Sponsor your own social network
Examples of customer-centric communities include pet lovers sharing anecdotes, concerns, and pet photos with each other, diabetics sharing recipes they love, hobbyists trading ideas and material, and fashion lovers talking about the latest styles, cosmetics and articles from their favorite magazines.
The company sponsoring each community and providing the tools for subscribers to build and/or participate in the community adds value to the overall community by leading or participating in forums and message boards, where its deep understanding of the subject — whether pets, diabetes or fashion — adds valuable content to the discussions, spurs ideas for additional exchanges and provides access to products and services specific to the needs of each group.
Because these customer-centric communities are much quieter than the big social networks, such as Facebook and Myspace, they aren't cluttered with advertising. The community portal is merely wrapped in the sponsor's branding.
When building a community, it's important to start with your value proposition. What do your customers really want to discuss with you? What do they want to discuss with each other? What do they want to learn to help them make good decisions about buying and/or using your products or services?
How can you help them do all that?

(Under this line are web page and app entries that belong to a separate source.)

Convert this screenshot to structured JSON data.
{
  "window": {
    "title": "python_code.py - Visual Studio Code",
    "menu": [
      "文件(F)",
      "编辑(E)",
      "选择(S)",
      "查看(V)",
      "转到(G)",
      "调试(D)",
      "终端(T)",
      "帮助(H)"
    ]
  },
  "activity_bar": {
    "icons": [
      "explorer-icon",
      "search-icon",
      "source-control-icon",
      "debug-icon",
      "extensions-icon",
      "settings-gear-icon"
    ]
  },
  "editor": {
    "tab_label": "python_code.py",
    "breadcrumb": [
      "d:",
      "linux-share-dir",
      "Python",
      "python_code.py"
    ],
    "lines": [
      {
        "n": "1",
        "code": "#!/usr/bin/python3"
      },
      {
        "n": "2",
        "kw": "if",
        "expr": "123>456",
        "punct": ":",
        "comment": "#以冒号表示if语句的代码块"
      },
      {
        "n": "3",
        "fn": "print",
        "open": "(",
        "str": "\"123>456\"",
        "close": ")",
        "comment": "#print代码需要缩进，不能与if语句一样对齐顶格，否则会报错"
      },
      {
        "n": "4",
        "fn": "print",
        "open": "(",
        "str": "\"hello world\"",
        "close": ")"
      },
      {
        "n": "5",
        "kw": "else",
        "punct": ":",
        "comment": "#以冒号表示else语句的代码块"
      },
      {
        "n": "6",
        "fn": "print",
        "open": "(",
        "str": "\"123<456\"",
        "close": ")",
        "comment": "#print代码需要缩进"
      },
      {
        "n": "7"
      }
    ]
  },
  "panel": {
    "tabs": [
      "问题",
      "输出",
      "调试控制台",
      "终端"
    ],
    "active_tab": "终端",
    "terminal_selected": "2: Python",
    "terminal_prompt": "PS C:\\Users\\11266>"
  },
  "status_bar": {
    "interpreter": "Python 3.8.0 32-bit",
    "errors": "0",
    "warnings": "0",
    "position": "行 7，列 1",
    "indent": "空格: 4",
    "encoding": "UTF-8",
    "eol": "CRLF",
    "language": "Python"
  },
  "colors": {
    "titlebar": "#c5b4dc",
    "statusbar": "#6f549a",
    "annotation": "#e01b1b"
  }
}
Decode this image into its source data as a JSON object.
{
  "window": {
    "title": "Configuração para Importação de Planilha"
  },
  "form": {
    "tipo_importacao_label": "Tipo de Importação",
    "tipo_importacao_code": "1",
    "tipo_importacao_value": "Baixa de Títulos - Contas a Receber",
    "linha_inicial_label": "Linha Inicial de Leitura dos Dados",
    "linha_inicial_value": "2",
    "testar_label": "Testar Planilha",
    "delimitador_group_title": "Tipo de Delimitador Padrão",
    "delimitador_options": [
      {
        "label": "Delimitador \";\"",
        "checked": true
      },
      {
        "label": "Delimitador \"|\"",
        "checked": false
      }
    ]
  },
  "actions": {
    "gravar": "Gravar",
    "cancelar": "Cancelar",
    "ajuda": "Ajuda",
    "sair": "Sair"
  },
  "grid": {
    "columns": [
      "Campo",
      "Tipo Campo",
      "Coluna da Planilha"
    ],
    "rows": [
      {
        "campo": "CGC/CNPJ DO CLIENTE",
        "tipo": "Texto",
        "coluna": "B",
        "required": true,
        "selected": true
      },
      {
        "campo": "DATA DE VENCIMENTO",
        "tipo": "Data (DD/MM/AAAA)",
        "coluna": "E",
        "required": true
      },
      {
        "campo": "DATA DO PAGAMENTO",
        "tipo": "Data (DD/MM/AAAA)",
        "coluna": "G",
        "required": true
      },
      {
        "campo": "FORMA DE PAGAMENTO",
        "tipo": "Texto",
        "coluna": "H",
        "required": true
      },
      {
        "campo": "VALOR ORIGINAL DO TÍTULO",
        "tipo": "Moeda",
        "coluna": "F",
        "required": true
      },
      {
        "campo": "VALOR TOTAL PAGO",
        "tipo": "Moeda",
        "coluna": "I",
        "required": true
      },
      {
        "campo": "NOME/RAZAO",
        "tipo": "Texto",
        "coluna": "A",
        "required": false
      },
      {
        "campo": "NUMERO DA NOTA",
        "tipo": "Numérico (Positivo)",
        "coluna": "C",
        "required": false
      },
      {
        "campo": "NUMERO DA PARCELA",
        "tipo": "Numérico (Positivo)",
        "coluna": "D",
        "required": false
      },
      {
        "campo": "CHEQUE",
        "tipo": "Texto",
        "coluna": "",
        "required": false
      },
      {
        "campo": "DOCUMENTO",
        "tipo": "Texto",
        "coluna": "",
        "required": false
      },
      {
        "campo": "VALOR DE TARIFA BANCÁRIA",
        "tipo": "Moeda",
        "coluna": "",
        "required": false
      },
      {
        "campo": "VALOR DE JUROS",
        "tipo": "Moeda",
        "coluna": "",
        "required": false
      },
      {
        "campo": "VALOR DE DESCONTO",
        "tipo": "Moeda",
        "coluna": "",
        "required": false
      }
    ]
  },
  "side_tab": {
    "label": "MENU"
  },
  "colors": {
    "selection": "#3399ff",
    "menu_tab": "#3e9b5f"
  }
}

Next, convert that value proposition to a promise, make that promise to your customers and be sure to deliver on that promise every day. Provide the tools and content that will enable subscribers to get as much as possible out of the community. Remember: if you build it, they will not only come, but they will show their appreciation by making your company their provider of choice for the products and services you offer.